With a wealth of experience across industrial, retail and investment real estate, Sandy Zuckerbrot of Sholom & Zuckerbrot LLC has seen Long Island City and the rest of New York transform along with his own business. Boasting a portfolio of 1.5 million square feet occupied by tenants including Walmart, CVS, the United States government and Home Depot, the 76-year-old real estate veteran spoke with The Commercial Observer last week about the history of his 50-year-old, family-owned company, the transformation of Long Island City and a proposal to change its name to LIC.
The Commercial Observer: Give us some background on Sholom & Zuckerbrot?
Mr. Zuckerbrot: I am a co-founder of the company, which started 7/11/62, which is our good luck number. The company was initially started by two people, [myself] and Ronald Sholom, and we were partners for 33 years. We built up a company of six offices. We had offices in Long Island City, Garden City, N.Y., Manhattan at the Flatiron Building, in Hasbrouck Heights, N.J., Edison, N.J., and Parsippany, N.J. For many, many years we ran this very, very successfully, and we built up a staff of 150 sales reps and support staff.
What areas did you focus on early on?
The area of specialty, when we first started our business, was industrial real estate, and the first office we opened was in Long Island City—and in those days Long Island City was a very heavy-duty, smokestack-type industry city. So you had every conceivable type of operation.
In the early days, many, many companies in lower Manhattan were being pushed out because of the inadequate operations, terrible elevator facilities, and the difficulty moving inventory in and out. Because of the limited access they had, we were looking for more attractive facilities, and Long Island City offered the one-story building, high ceiling, easy loading. It was very costly for companies to operate in multistory buildings in Manhattan. Manhattan was a feeder to Long Island City.
As time went on, Long Island City was getting reasonably inundated with these operations, and soon we started to see New Jersey as being a feeder and started to bring companies from Manhattan to New Jersey and Long Island City.

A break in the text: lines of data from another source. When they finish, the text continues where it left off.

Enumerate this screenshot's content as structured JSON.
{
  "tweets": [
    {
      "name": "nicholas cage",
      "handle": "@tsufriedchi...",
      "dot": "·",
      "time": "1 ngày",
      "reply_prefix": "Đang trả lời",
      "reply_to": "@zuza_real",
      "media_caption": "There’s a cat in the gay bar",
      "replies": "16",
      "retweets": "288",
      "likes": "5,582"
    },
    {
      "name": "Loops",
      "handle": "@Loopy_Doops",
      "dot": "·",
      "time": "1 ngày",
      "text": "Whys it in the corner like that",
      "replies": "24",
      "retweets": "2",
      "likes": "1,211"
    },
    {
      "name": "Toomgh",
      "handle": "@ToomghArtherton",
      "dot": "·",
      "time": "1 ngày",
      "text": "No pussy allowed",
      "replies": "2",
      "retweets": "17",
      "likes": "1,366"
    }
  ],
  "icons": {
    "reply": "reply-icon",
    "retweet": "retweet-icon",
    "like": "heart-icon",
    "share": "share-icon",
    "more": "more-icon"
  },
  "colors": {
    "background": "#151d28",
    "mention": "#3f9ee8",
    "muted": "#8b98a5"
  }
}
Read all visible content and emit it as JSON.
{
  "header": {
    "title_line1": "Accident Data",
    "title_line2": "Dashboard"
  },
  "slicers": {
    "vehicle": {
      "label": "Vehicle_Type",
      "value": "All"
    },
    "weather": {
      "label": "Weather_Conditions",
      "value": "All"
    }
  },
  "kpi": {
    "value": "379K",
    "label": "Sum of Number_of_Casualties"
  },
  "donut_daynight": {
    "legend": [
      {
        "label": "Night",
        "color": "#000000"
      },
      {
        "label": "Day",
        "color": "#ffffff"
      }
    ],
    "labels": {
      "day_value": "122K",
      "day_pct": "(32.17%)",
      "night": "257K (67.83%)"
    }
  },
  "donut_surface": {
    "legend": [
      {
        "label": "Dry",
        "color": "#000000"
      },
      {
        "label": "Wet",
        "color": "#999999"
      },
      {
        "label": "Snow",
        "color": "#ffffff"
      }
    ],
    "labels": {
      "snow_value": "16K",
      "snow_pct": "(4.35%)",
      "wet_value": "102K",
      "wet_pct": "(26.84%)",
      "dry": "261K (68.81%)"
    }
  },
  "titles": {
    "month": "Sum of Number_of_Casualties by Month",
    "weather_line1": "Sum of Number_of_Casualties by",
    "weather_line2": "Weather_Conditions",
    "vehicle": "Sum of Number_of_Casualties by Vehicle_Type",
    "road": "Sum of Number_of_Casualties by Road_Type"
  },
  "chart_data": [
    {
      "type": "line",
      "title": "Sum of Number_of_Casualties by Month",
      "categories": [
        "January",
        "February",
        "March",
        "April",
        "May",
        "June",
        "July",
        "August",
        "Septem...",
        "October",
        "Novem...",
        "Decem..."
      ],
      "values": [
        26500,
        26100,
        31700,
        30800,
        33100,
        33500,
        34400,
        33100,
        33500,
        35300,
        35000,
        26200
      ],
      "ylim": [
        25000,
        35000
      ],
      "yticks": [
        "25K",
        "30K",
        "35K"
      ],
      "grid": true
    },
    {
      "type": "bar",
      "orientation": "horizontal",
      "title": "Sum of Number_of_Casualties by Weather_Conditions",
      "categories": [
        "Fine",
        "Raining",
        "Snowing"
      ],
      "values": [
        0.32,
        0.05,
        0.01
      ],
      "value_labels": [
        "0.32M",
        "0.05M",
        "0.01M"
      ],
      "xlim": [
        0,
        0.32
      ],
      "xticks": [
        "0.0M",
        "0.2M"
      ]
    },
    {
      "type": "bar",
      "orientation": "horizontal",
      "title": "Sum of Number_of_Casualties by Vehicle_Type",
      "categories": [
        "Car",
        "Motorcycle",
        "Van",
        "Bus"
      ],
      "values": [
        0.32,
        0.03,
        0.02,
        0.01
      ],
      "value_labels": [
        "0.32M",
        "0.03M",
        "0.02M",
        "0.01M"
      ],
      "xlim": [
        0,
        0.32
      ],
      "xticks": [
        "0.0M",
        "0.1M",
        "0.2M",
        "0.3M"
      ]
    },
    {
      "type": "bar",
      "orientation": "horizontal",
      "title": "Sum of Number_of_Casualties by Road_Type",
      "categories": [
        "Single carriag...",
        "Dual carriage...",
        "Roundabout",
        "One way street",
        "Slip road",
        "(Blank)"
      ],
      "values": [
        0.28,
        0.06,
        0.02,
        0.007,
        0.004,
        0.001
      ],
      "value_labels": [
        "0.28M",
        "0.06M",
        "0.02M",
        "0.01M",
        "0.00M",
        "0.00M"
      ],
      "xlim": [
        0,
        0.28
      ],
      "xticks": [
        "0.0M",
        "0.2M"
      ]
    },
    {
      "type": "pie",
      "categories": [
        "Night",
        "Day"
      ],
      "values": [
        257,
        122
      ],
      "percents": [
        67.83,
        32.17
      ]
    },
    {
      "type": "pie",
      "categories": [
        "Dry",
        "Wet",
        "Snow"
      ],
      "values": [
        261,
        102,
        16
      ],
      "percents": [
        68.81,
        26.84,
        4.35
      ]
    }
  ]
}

That was our initial imprint in the market, handling all the industrial. As time evolved, we started to see there was a higher and better use for all of these properties. Bear in mind that as time goes on, all the available land starts to get built upon and all of a sudden you don’t have land anymore.
We were looking at higher and better use, and we were starting to get a lot of retail requirements coming in—we were starting to then take industrial facilities and turn them into retail centers either for single-tenant or for a strip-center-type operation. We developed, in addition to our industrial base, we developed, both in New York and New Jersey, very successful retail departments. To this date, we are very, very successful in doing that.

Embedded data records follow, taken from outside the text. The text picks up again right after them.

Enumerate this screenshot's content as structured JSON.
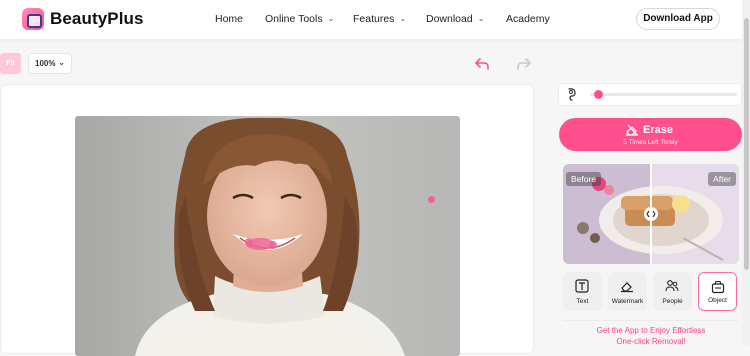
{
  "header": {
    "brand": "BeautyPlus",
    "nav": [
      {
        "label": "Home",
        "has_dropdown": false
      },
      {
        "label": "Online Tools",
        "has_dropdown": true
      },
      {
        "label": "Features",
        "has_dropdown": true
      },
      {
        "label": "Download",
        "has_dropdown": true
      },
      {
        "label": "Academy",
        "has_dropdown": false
      }
    ],
    "download_button": "Download App"
  },
  "toolbar": {
    "fit_label": "Fit",
    "zoom_value": "100%",
    "undo_icon": "undo-arrow-icon",
    "redo_icon": "redo-arrow-icon"
  },
  "brush": {
    "icon": "brush-size-icon",
    "size_fraction": 0.03
  },
  "erase": {
    "label": "Erase",
    "sublabel": "5 Times Left Today",
    "icon": "eraser-icon"
  },
  "compare": {
    "before_label": "Before",
    "after_label": "After",
    "handle_icon": "compare-arrows-icon"
  },
  "tools": [
    {
      "label": "Text",
      "icon": "text-icon",
      "active": false
    },
    {
      "label": "Watermark",
      "icon": "eraser-icon",
      "active": false
    },
    {
      "label": "People",
      "icon": "people-icon",
      "active": false
    },
    {
      "label": "Object",
      "icon": "object-box-icon",
      "active": true
    }
  ],
  "promo": {
    "line1": "Get the App to Enjoy Effortless",
    "line2": "One-click Removal!"
  },
  "colors": {
    "accent": "#ff4f8d",
    "accent_light": "#ffc7da"
  }
}
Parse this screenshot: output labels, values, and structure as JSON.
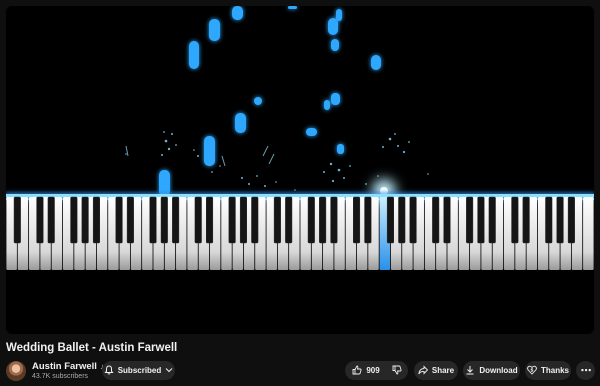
{
  "video": {
    "title": "Wedding Ballet - Austin Farwell"
  },
  "channel": {
    "name": "Austin Farwell",
    "verified_icon": "music-note-icon",
    "subscribers": "43.7K subscribers"
  },
  "actions": {
    "subscribe_label": "Subscribed",
    "like_count": "909",
    "share_label": "Share",
    "download_label": "Download",
    "thanks_label": "Thanks"
  },
  "icons": {
    "bell": "bell-icon",
    "chevron": "chevron-down-icon",
    "like": "thumbs-up-icon",
    "dislike": "thumbs-down-icon",
    "share": "share-arrow-icon",
    "download": "download-icon",
    "thanks": "heart-dollar-icon",
    "more": "more-horizontal-icon"
  },
  "colors": {
    "background": "#0f0f0f",
    "pill": "#272727",
    "note_glow": "#2fa8ff",
    "text_primary": "#f1f1f1",
    "text_secondary": "#aaaaaa"
  }
}
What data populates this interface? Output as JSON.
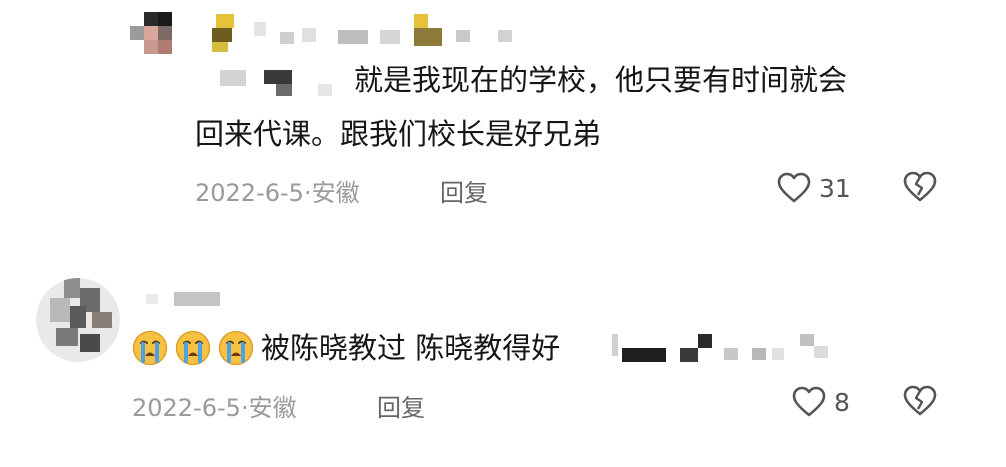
{
  "comments": [
    {
      "text_line1": "就是我现在的学校，他只要有时间就会",
      "text_line2": "回来代课。跟我们校长是好兄弟",
      "date": "2022-6-5",
      "location": "安徽",
      "reply_label": "回复",
      "like_count": "31",
      "icons": [
        "heart-outline-icon",
        "broken-heart-icon"
      ]
    },
    {
      "text": "被陈晓教过 陈晓教得好",
      "emoji_count": 3,
      "emoji_name": "crying-face-emoji",
      "date": "2022-6-5",
      "location": "安徽",
      "reply_label": "回复",
      "like_count": "8",
      "icons": [
        "heart-outline-icon",
        "broken-heart-icon"
      ]
    }
  ],
  "separator": "·",
  "colors": {
    "meta": "#9a9a9a",
    "emoji_yellow": "#f6c142",
    "emoji_tear": "#4aa3e8"
  }
}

Could you describe, given your experience in the Long Island City area, the transformation of the area?
Given from where I started in 1957, it’s been quite a transformation.
Long Island City was one-dimensional when I started, which was just heavy-duty industry. Today, which is very exciting, you still have the ability to have industry, not heavy-duty anymore but many types of industries. More of the assembly-type operations, high-tech operations. In conjunction with that, we have office and medical that have come into Long Island City. We have the best of all worlds. We have an area that caters to both business and residents and many people can walk to work. Long Island City has all the subway lines right at its doorstep, and we have bridges and tunnels. It’s easier to get to the East Side of Manhattan from Long Island City than to get to the East Side from the West Side. You know what they say: Manhattan is six miles long and six hours wide. That’s the truth.
We are very excited about the development of Long Island City today, and I think it has completed its first phase and people are going to see a second phase and a third phase.
What do you think we will see in those second and third phases?
Additional residential, and I might also add—the one thing we never had here—we have a number of motels and hotels that have been built in Long Island City as well.